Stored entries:
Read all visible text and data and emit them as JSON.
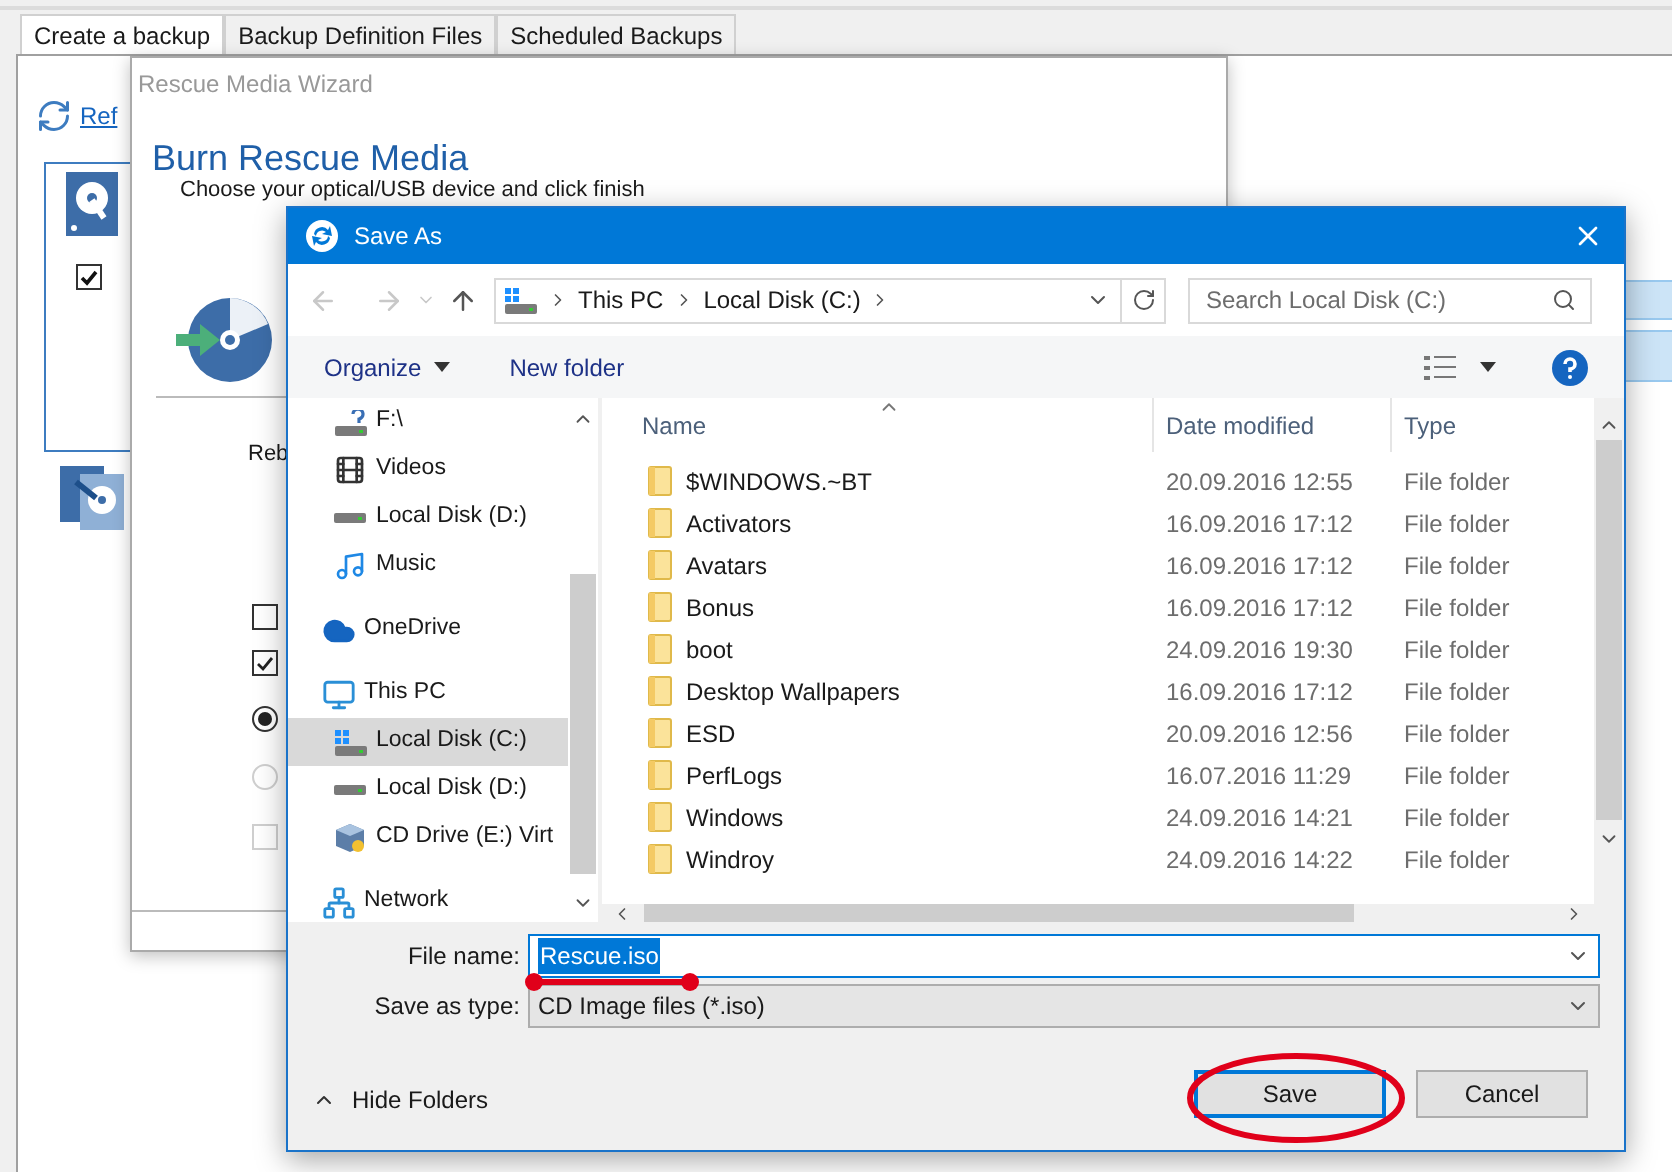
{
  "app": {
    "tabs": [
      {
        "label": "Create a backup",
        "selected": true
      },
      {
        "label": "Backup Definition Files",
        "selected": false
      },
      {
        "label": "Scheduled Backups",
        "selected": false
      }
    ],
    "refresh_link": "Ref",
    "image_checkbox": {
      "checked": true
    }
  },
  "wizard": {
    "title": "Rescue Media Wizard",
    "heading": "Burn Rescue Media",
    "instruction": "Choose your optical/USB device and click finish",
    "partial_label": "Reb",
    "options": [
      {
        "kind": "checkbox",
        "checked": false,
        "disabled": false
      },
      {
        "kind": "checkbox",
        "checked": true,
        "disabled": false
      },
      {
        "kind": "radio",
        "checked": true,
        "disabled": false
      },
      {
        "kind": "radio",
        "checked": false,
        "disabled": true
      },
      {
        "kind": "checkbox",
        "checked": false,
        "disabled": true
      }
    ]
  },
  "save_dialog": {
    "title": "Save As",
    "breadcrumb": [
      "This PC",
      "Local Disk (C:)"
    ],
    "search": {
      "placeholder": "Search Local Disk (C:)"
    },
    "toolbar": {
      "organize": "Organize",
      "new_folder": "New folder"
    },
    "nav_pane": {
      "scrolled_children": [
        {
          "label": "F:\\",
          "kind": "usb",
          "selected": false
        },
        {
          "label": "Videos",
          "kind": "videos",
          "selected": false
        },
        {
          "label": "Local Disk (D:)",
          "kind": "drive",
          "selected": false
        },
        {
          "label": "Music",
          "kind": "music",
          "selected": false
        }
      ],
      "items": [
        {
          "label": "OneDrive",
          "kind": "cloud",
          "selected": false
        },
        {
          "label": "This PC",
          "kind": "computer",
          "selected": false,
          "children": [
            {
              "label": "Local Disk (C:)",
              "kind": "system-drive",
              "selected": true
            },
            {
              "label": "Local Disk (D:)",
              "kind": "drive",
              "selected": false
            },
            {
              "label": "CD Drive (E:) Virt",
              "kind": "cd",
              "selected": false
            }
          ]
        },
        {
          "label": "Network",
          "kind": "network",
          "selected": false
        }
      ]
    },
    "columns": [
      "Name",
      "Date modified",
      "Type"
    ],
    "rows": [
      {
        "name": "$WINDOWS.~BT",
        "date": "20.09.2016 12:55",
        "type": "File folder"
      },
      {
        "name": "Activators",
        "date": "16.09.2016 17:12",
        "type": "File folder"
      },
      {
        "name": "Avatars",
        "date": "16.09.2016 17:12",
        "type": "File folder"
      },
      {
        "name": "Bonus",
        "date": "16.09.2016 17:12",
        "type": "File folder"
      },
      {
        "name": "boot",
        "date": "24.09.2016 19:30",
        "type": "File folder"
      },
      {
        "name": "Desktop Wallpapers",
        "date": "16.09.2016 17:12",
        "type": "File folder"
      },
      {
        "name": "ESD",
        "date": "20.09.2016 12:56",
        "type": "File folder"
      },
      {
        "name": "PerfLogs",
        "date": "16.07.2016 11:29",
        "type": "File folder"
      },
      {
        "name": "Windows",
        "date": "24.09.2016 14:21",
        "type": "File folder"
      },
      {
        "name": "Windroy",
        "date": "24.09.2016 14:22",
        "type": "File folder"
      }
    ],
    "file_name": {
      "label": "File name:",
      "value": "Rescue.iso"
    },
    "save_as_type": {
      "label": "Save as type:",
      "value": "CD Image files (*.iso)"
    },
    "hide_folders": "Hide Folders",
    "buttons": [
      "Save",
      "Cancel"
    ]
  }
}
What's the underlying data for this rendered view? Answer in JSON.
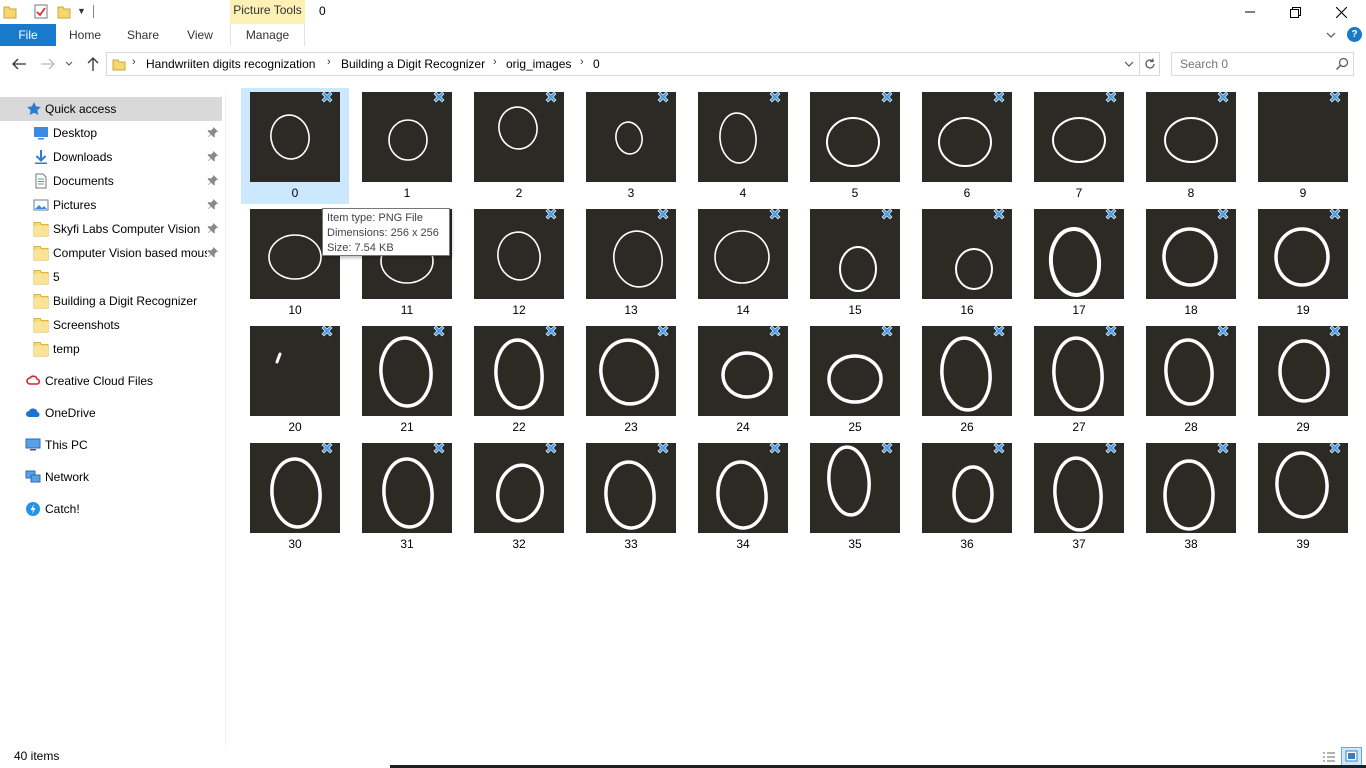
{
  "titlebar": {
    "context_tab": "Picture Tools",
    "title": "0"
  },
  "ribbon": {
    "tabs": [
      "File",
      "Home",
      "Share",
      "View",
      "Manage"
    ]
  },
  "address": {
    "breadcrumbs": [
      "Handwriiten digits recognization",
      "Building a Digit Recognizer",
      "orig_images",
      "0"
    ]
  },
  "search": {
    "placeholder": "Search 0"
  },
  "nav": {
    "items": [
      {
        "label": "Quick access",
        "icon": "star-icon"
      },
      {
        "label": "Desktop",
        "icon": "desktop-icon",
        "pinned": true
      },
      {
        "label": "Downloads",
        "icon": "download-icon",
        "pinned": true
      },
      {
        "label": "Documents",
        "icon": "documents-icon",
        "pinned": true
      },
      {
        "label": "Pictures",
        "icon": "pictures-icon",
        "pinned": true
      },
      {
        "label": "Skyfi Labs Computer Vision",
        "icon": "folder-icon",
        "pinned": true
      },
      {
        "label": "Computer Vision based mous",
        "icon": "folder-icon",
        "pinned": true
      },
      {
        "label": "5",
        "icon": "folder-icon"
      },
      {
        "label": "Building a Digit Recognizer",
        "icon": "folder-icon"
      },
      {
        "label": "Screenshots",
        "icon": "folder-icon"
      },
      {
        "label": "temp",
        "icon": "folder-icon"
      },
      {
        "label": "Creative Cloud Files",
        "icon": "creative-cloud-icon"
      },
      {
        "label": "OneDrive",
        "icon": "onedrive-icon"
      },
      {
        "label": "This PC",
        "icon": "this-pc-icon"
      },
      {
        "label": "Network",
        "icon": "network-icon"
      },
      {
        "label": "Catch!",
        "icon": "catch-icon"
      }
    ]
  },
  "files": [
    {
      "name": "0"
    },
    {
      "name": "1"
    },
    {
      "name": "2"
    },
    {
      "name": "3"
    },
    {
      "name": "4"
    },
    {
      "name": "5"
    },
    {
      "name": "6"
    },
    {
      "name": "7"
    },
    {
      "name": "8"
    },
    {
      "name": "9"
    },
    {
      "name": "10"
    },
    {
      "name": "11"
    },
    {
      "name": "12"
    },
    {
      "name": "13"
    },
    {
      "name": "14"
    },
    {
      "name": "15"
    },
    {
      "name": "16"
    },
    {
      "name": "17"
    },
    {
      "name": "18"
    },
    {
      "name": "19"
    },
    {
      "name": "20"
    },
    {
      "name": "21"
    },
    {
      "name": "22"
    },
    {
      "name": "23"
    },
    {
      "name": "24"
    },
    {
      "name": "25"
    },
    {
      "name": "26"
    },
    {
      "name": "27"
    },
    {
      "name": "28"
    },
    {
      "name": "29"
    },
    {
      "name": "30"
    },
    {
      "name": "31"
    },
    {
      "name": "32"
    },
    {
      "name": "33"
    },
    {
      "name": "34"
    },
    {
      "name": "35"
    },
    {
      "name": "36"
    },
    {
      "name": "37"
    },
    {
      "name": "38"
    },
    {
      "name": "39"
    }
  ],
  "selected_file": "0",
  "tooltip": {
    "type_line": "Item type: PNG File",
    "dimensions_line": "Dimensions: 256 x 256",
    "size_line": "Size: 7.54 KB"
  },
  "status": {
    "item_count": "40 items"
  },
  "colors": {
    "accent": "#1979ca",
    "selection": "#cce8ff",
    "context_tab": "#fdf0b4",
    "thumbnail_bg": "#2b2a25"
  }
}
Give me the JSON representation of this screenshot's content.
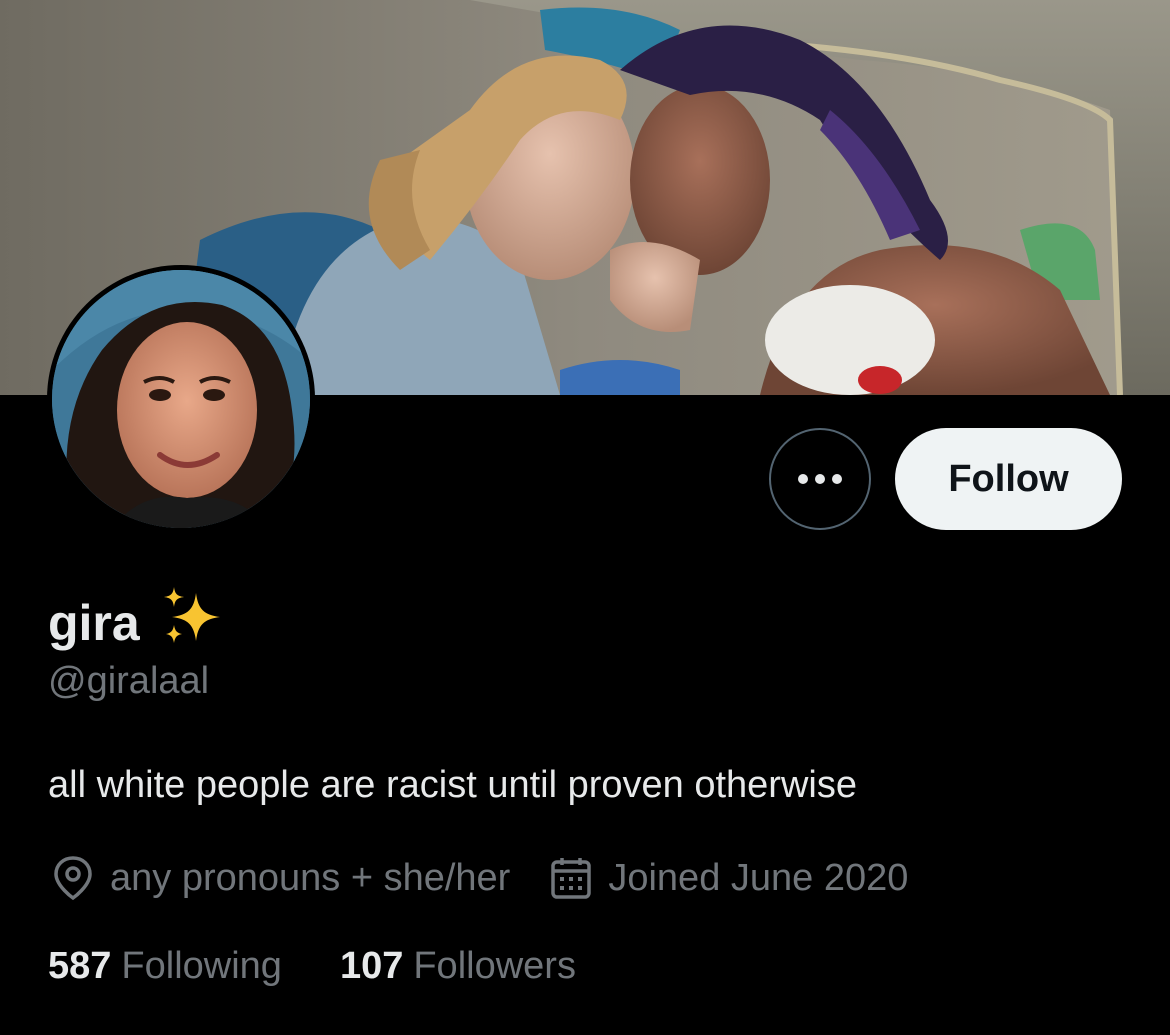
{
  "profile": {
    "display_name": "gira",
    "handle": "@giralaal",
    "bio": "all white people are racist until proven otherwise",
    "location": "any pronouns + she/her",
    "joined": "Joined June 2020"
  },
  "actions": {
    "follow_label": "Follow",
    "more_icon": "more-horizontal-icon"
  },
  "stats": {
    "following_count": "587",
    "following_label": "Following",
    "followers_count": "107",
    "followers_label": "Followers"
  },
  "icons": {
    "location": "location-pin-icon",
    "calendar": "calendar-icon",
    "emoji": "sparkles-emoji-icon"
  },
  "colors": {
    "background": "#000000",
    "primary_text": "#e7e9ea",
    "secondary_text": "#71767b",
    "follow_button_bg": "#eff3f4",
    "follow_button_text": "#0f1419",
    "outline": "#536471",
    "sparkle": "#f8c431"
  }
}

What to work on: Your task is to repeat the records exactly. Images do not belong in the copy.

Answer section:
Read all visible text and data and emit them as JSON.
{
  "app": {
    "tabs": [
      {
        "label": "Create a backup",
        "selected": true
      },
      {
        "label": "Backup Definition Files",
        "selected": false
      },
      {
        "label": "Scheduled Backups",
        "selected": false
      }
    ],
    "refresh_link": "Ref",
    "image_checkbox": {
      "checked": true
    }
  },
  "wizard": {
    "title": "Rescue Media Wizard",
    "heading": "Burn Rescue Media",
    "instruction": "Choose your optical/USB device and click finish",
    "partial_label": "Reb",
    "options": [
      {
        "kind": "checkbox",
        "checked": false,
        "disabled": false
      },
      {
        "kind": "checkbox",
        "checked": true,
        "disabled": false
      },
      {
        "kind": "radio",
        "checked": true,
        "disabled": false
      },
      {
        "kind": "radio",
        "checked": false,
        "disabled": true
      },
      {
        "kind": "checkbox",
        "checked": false,
        "disabled": true
      }
    ]
  },
  "save_dialog": {
    "title": "Save As",
    "breadcrumb": [
      "This PC",
      "Local Disk (C:)"
    ],
    "search": {
      "placeholder": "Search Local Disk (C:)"
    },
    "toolbar": {
      "organize": "Organize",
      "new_folder": "New folder"
    },
    "nav_pane": {
      "scrolled_children": [
        {
          "label": "F:\\",
          "kind": "usb",
          "selected": false
        },
        {
          "label": "Videos",
          "kind": "videos",
          "selected": false
        },
        {
          "label": "Local Disk (D:)",
          "kind": "drive",
          "selected": false
        },
        {
          "label": "Music",
          "kind": "music",
          "selected": false
        }
      ],
      "items": [
        {
          "label": "OneDrive",
          "kind": "cloud",
          "selected": false
        },
        {
          "label": "This PC",
          "kind": "computer",
          "selected": false,
          "children": [
            {
              "label": "Local Disk (C:)",
              "kind": "system-drive",
              "selected": true
            },
            {
              "label": "Local Disk (D:)",
              "kind": "drive",
              "selected": false
            },
            {
              "label": "CD Drive (E:) Virt",
              "kind": "cd",
              "selected": false
            }
          ]
        },
        {
          "label": "Network",
          "kind": "network",
          "selected": false
        }
      ]
    },
    "columns": [
      "Name",
      "Date modified",
      "Type"
    ],
    "rows": [
      {
        "name": "$WINDOWS.~BT",
        "date": "20.09.2016 12:55",
        "type": "File folder"
      },
      {
        "name": "Activators",
        "date": "16.09.2016 17:12",
        "type": "File folder"
      },
      {
        "name": "Avatars",
        "date": "16.09.2016 17:12",
        "type": "File folder"
      },
      {
        "name": "Bonus",
        "date": "16.09.2016 17:12",
        "type": "File folder"
      },
      {
        "name": "boot",
        "date": "24.09.2016 19:30",
        "type": "File folder"
      },
      {
        "name": "Desktop Wallpapers",
        "date": "16.09.2016 17:12",
        "type": "File folder"
      },
      {
        "name": "ESD",
        "date": "20.09.2016 12:56",
        "type": "File folder"
      },
      {
        "name": "PerfLogs",
        "date": "16.07.2016 11:29",
        "type": "File folder"
      },
      {
        "name": "Windows",
        "date": "24.09.2016 14:21",
        "type": "File folder"
      },
      {
        "name": "Windroy",
        "date": "24.09.2016 14:22",
        "type": "File folder"
      }
    ],
    "file_name": {
      "label": "File name:",
      "value": "Rescue.iso"
    },
    "save_as_type": {
      "label": "Save as type:",
      "value": "CD Image files (*.iso)"
    },
    "hide_folders": "Hide Folders",
    "buttons": [
      "Save",
      "Cancel"
    ]
  }
}
What's the underlying data for this rendered view? Answer in JSON.
{
  "titlebar": {
    "context_tab": "Picture Tools",
    "title": "0"
  },
  "ribbon": {
    "tabs": [
      "File",
      "Home",
      "Share",
      "View",
      "Manage"
    ]
  },
  "address": {
    "breadcrumbs": [
      "Handwriiten digits recognization",
      "Building a Digit Recognizer",
      "orig_images",
      "0"
    ]
  },
  "search": {
    "placeholder": "Search 0"
  },
  "nav": {
    "items": [
      {
        "label": "Quick access",
        "icon": "star-icon"
      },
      {
        "label": "Desktop",
        "icon": "desktop-icon",
        "pinned": true
      },
      {
        "label": "Downloads",
        "icon": "download-icon",
        "pinned": true
      },
      {
        "label": "Documents",
        "icon": "documents-icon",
        "pinned": true
      },
      {
        "label": "Pictures",
        "icon": "pictures-icon",
        "pinned": true
      },
      {
        "label": "Skyfi Labs Computer Vision",
        "icon": "folder-icon",
        "pinned": true
      },
      {
        "label": "Computer Vision based mous",
        "icon": "folder-icon",
        "pinned": true
      },
      {
        "label": "5",
        "icon": "folder-icon"
      },
      {
        "label": "Building a Digit Recognizer",
        "icon": "folder-icon"
      },
      {
        "label": "Screenshots",
        "icon": "folder-icon"
      },
      {
        "label": "temp",
        "icon": "folder-icon"
      },
      {
        "label": "Creative Cloud Files",
        "icon": "creative-cloud-icon"
      },
      {
        "label": "OneDrive",
        "icon": "onedrive-icon"
      },
      {
        "label": "This PC",
        "icon": "this-pc-icon"
      },
      {
        "label": "Network",
        "icon": "network-icon"
      },
      {
        "label": "Catch!",
        "icon": "catch-icon"
      }
    ]
  },
  "files": [
    {
      "name": "0"
    },
    {
      "name": "1"
    },
    {
      "name": "2"
    },
    {
      "name": "3"
    },
    {
      "name": "4"
    },
    {
      "name": "5"
    },
    {
      "name": "6"
    },
    {
      "name": "7"
    },
    {
      "name": "8"
    },
    {
      "name": "9"
    },
    {
      "name": "10"
    },
    {
      "name": "11"
    },
    {
      "name": "12"
    },
    {
      "name": "13"
    },
    {
      "name": "14"
    },
    {
      "name": "15"
    },
    {
      "name": "16"
    },
    {
      "name": "17"
    },
    {
      "name": "18"
    },
    {
      "name": "19"
    },
    {
      "name": "20"
    },
    {
      "name": "21"
    },
    {
      "name": "22"
    },
    {
      "name": "23"
    },
    {
      "name": "24"
    },
    {
      "name": "25"
    },
    {
      "name": "26"
    },
    {
      "name": "27"
    },
    {
      "name": "28"
    },
    {
      "name": "29"
    },
    {
      "name": "30"
    },
    {
      "name": "31"
    },
    {
      "name": "32"
    },
    {
      "name": "33"
    },
    {
      "name": "34"
    },
    {
      "name": "35"
    },
    {
      "name": "36"
    },
    {
      "name": "37"
    },
    {
      "name": "38"
    },
    {
      "name": "39"
    }
  ],
  "selected_file": "0",
  "tooltip": {
    "type_line": "Item type: PNG File",
    "dimensions_line": "Dimensions: 256 x 256",
    "size_line": "Size: 7.54 KB"
  },
  "status": {
    "item_count": "40 items"
  },
  "colors": {
    "accent": "#1979ca",
    "selection": "#cce8ff",
    "context_tab": "#fdf0b4",
    "thumbnail_bg": "#2b2a25"
  }
}
Give me the JSON representation of this screenshot's content.
{
  "profile": {
    "display_name": "gira",
    "handle": "@giralaal",
    "bio": "all white people are racist until proven otherwise",
    "location": "any pronouns + she/her",
    "joined": "Joined June 2020"
  },
  "actions": {
    "follow_label": "Follow",
    "more_icon": "more-horizontal-icon"
  },
  "stats": {
    "following_count": "587",
    "following_label": "Following",
    "followers_count": "107",
    "followers_label": "Followers"
  },
  "icons": {
    "location": "location-pin-icon",
    "calendar": "calendar-icon",
    "emoji": "sparkles-emoji-icon"
  },
  "colors": {
    "background": "#000000",
    "primary_text": "#e7e9ea",
    "secondary_text": "#71767b",
    "follow_button_bg": "#eff3f4",
    "follow_button_text": "#0f1419",
    "outline": "#536471",
    "sparkle": "#f8c431"
  }
}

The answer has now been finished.